Saying that rationality prevailed because of better understanding of disease seems to me to be a sweeping statement. People have suffered from mental illnesses for many thousands of years. Although spirit possession was thought to be a cause, there were other factors in play as well. In Shakespeare's time (my English teacher told me) melancholy was simply rather fashionable, like angst at the moment.
I would argue that it was the decline in supernatural belief of all sorts engendered by The Enlightenment that led to an upsurge of superstition as the Catholic Church fought Protestantism using superstition as a method of social control, especially in Germany. Marry that with a period of war in England, famine in Catalonia... It was a volatile time. There were many factors which triggered the witch craze.
If your readers would like to know more about the witch craze and other religious persecutions, I highly recommend Norman Cohn's Europe's Inner Demons.

aleera-lee said...

ricky had no delusions nor mental illness. we were easy pray to a sex hungry lunitic. he called himself pagan to draw us in, act as a savior in our insecurity. he played on our spiritual belief to get us into bed. nothing more.
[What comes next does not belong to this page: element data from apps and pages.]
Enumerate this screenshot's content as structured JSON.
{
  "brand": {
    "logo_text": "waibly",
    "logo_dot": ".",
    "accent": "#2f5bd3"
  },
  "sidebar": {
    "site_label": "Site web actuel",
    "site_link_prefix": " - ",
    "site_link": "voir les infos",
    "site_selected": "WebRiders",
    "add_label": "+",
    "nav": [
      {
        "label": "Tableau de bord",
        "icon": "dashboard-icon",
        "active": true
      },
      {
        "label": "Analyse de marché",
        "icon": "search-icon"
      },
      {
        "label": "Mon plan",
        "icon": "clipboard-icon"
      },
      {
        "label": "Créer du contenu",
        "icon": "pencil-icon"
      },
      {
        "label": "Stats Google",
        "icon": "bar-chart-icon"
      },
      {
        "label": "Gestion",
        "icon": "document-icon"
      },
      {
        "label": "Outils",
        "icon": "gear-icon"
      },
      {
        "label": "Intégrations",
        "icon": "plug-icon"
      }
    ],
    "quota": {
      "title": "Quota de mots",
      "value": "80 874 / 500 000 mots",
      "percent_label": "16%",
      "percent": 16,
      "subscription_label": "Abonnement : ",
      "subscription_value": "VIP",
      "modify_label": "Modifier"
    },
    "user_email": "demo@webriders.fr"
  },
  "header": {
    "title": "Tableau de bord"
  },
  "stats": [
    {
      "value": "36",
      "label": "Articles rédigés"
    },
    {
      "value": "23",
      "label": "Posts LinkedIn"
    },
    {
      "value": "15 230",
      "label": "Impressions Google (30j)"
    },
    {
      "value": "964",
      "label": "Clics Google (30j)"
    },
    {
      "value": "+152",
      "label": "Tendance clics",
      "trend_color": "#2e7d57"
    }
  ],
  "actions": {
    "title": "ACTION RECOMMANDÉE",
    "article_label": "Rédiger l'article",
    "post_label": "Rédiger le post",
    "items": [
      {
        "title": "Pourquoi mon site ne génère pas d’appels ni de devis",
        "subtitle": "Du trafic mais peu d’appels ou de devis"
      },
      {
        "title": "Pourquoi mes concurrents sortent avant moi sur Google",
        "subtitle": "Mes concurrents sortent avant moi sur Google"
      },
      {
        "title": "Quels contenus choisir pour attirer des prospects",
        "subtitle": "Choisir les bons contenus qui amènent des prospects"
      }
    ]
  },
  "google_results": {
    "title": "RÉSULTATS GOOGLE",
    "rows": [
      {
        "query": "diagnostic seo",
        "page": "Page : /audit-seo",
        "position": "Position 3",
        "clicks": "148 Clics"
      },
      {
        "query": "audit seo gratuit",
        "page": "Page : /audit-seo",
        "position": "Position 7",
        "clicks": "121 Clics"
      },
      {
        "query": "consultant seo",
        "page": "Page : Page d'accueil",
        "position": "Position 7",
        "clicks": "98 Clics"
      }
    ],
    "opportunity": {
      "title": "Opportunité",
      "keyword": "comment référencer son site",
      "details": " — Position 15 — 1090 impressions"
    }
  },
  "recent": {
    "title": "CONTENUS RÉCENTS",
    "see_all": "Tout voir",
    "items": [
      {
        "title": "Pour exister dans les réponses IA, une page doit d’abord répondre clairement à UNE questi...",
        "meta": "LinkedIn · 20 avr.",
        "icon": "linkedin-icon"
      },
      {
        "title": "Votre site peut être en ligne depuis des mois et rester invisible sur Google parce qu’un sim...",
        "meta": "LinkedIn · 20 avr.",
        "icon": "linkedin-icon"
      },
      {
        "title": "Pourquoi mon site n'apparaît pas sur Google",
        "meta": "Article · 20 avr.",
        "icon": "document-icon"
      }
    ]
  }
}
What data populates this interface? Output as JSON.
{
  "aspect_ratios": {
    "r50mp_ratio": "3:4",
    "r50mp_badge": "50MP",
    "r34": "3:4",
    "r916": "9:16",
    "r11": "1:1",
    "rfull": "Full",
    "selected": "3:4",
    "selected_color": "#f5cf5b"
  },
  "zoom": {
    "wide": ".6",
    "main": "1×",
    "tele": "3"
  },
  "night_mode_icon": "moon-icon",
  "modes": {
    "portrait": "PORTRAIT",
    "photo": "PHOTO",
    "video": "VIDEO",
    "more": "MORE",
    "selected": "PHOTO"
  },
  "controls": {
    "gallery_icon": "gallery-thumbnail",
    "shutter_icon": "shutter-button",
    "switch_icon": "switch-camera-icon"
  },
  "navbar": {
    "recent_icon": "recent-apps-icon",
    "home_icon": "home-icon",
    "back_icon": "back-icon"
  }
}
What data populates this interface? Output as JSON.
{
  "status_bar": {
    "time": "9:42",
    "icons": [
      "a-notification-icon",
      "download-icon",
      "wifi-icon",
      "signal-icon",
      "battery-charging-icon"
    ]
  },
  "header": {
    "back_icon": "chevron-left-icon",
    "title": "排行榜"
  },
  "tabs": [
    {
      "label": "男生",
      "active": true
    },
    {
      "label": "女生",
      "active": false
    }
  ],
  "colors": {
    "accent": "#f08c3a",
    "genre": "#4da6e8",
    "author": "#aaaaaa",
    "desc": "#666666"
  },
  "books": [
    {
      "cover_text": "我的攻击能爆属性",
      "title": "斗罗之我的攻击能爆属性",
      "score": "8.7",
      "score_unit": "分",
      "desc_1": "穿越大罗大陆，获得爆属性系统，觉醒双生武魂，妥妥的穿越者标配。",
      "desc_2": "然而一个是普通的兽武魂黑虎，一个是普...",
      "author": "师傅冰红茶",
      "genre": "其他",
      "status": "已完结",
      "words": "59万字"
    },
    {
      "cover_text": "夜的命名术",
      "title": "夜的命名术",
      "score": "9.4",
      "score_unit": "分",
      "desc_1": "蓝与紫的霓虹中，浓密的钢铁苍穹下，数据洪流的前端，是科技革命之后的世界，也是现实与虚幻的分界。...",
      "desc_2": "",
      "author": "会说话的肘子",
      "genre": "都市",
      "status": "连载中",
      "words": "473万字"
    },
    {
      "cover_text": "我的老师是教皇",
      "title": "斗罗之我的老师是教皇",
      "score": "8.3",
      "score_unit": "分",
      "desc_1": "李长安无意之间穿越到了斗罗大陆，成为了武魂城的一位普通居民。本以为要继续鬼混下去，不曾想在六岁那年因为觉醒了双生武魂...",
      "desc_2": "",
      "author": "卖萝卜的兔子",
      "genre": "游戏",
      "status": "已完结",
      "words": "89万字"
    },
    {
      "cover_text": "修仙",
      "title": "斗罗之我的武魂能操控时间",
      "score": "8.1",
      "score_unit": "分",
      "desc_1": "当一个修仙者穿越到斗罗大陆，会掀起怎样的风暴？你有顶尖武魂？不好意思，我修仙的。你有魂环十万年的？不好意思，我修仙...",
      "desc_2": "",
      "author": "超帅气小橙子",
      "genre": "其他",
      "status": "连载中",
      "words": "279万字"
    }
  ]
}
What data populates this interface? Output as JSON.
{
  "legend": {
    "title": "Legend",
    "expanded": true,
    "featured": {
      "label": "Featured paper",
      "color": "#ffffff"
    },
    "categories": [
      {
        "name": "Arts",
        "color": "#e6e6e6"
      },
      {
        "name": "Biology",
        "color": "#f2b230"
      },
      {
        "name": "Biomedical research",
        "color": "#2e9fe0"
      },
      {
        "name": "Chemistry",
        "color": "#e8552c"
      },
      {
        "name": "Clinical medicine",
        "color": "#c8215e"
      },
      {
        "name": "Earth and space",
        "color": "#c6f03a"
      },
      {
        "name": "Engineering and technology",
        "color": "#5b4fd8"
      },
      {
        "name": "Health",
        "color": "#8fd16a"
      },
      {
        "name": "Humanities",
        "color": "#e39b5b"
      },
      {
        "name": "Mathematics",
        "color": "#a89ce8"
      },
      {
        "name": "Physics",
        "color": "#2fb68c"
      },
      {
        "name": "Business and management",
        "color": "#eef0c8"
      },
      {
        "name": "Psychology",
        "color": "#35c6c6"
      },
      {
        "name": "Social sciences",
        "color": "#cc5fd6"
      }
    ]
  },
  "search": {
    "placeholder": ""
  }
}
Anonymous said...

I know Rick personally and he dose have a mental illness hes a Satanic and he is a nice guy even though he done those things. after he done the programs he done in the jail he was in he has changed for the better. also hes working on more things now that he is out.
Also i don't think you all know what you are talking about.
From The Satanic Priest

Anonymous said...

He is still the same claiming to satanic and chatting up multiple chicks online. Monogamy is not in his nature. All his old friends have stable jobs and are married with kids. He still acting like a teenager. So tell me what has changed?

Anonymous said...

I am a previous victim of this person. It has taken me a long time to be okay with myself and others again. He did what he did to hurt people for fun. I learnt what he was like the hard way.